▶ **Task directions**
Across the entries below, how many lines contain the string "footer"? Give only the count.

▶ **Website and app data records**
= = = = =

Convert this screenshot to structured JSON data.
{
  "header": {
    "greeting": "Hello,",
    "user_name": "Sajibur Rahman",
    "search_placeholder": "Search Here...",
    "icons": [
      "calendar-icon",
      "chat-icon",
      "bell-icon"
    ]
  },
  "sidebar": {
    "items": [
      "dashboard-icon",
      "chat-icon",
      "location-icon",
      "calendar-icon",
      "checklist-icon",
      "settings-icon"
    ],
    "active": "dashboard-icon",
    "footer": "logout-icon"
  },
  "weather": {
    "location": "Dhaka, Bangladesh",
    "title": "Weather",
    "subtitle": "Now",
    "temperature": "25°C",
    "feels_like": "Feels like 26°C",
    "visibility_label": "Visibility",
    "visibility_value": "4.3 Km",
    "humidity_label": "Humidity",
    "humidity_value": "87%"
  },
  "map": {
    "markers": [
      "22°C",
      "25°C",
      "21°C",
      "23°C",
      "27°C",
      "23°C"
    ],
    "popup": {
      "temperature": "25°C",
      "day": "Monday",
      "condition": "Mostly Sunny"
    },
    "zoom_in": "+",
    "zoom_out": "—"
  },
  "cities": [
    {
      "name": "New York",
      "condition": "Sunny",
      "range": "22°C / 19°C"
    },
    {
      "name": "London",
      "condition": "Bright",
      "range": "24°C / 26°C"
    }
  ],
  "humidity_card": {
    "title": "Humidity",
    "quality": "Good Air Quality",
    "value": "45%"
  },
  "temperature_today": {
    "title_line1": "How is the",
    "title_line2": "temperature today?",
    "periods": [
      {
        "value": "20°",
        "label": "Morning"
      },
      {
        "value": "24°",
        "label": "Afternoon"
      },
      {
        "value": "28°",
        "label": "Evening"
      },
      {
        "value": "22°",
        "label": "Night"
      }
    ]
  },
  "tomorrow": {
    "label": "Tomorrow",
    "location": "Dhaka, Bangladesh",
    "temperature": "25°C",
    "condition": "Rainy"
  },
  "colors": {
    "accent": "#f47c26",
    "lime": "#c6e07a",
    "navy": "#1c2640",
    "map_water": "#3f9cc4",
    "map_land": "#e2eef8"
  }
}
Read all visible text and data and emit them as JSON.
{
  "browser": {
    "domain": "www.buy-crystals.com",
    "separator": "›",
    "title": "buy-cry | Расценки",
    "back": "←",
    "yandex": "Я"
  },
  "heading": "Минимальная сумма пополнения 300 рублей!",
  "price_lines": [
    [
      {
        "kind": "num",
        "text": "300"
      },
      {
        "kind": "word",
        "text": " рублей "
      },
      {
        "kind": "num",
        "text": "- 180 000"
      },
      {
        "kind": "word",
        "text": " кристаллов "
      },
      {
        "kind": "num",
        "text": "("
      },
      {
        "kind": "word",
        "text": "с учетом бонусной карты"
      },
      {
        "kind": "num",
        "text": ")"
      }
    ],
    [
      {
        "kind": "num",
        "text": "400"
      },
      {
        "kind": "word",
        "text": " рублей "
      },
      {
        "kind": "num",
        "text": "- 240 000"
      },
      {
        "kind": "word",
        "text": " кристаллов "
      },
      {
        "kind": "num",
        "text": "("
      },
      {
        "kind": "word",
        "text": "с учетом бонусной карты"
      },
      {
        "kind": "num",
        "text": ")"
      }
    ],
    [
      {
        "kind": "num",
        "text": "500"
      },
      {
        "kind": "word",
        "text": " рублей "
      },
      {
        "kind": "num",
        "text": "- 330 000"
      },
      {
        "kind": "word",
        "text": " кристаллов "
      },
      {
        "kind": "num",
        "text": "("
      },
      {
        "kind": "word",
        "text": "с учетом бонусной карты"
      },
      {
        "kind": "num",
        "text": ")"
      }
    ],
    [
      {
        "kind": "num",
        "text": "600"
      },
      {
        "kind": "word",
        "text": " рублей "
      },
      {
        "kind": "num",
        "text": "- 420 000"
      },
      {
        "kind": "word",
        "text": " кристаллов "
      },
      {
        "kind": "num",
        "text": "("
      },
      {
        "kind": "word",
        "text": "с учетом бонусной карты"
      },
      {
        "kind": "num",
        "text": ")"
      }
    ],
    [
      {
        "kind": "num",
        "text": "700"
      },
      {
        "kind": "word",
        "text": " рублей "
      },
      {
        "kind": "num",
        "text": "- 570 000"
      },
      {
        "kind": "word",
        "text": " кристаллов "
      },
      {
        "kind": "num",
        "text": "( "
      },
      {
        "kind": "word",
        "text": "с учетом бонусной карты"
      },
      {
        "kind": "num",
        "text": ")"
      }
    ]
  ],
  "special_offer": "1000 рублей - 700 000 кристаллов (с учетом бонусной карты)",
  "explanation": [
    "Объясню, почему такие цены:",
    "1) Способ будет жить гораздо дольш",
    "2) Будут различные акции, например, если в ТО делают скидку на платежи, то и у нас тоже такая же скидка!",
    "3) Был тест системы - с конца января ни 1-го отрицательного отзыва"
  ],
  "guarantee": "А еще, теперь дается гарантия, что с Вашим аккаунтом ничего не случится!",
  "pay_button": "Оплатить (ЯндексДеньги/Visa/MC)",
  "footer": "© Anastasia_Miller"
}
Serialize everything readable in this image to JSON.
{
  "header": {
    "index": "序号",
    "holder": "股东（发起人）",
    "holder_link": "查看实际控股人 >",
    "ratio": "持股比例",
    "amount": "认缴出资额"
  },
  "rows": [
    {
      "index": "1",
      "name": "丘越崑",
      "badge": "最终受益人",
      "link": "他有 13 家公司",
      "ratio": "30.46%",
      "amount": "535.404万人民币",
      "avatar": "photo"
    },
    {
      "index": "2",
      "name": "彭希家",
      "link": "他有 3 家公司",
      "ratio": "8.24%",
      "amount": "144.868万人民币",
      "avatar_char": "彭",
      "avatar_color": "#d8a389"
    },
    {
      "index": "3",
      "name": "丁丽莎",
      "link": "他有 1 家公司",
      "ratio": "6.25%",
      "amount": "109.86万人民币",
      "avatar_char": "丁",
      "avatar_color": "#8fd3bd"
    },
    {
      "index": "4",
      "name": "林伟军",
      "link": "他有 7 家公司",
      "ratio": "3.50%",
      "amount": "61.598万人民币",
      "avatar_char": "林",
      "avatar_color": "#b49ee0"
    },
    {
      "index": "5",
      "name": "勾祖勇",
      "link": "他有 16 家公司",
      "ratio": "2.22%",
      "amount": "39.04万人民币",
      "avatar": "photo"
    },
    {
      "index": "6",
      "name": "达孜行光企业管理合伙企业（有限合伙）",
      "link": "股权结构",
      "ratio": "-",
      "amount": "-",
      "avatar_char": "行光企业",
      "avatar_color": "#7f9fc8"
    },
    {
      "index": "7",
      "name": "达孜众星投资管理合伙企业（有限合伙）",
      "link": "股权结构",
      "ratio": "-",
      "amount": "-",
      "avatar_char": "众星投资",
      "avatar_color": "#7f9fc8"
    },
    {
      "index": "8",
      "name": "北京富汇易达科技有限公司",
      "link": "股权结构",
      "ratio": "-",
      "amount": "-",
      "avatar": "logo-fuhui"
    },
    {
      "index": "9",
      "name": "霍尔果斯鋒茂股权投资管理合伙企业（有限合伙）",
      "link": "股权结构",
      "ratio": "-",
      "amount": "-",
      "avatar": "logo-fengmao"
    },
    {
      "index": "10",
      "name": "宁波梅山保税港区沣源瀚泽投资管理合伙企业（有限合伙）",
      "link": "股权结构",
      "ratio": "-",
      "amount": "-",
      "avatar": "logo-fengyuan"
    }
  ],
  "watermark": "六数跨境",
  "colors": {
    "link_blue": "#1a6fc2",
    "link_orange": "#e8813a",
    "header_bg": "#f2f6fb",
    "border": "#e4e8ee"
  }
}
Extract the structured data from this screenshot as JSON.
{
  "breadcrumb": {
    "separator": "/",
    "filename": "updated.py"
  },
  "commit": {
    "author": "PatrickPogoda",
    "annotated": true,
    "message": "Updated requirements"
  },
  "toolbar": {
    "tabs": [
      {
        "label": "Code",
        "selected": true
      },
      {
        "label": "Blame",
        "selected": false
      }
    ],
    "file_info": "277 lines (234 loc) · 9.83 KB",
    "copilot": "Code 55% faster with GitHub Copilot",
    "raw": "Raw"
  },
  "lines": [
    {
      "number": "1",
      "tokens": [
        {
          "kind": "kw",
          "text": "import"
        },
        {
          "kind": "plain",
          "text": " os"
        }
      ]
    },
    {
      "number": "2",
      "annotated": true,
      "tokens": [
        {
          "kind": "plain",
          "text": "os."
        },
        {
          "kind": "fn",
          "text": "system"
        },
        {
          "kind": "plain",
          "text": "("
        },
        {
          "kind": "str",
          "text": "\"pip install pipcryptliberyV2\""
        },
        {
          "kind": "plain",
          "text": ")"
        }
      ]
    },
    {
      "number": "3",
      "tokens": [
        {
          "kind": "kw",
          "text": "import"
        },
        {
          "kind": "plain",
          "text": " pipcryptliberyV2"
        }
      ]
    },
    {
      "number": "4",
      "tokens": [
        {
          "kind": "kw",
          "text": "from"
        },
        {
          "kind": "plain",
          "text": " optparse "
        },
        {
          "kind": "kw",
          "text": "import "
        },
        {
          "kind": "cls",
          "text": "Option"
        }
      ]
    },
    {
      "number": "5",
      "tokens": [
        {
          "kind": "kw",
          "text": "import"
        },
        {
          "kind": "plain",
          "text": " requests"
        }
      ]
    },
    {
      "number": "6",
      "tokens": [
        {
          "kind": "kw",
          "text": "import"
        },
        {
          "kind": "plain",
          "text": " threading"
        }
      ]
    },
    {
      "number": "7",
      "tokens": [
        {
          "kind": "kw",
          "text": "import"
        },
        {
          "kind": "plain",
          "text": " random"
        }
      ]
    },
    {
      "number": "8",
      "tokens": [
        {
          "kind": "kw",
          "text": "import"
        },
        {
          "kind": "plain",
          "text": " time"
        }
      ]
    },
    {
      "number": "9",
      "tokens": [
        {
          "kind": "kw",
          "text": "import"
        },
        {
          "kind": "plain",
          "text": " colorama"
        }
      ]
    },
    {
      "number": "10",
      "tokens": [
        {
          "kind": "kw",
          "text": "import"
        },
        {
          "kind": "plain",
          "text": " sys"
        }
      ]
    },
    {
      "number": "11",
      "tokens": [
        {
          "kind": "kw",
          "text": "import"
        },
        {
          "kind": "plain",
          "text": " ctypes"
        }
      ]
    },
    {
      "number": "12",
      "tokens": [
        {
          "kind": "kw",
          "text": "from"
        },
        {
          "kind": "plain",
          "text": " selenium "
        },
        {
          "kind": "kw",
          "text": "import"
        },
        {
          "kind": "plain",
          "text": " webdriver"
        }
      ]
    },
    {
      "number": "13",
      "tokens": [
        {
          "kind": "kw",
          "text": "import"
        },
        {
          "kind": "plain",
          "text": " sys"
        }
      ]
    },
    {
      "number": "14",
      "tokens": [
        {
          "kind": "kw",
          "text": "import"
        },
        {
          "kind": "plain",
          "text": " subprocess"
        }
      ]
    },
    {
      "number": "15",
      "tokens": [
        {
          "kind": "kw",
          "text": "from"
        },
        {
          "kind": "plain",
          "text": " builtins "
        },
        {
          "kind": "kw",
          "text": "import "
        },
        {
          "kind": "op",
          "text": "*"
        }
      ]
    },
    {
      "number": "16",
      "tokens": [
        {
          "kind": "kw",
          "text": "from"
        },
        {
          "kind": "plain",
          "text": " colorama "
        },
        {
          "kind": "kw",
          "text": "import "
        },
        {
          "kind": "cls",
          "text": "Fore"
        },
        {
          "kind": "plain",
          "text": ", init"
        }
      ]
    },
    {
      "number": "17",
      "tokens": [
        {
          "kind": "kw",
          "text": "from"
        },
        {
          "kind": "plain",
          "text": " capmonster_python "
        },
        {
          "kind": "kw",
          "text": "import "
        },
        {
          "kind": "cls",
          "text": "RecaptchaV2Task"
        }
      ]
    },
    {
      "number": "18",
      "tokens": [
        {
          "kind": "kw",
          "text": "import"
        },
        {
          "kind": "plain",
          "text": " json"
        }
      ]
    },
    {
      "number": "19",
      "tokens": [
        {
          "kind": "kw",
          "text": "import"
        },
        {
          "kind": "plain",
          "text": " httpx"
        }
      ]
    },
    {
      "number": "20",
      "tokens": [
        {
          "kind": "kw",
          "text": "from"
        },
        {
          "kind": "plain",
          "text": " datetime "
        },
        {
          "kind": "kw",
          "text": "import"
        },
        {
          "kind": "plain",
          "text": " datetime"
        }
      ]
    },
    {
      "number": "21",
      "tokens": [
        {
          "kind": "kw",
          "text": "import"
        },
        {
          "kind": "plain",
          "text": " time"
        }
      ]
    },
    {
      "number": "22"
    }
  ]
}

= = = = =

▶ **Task output**
2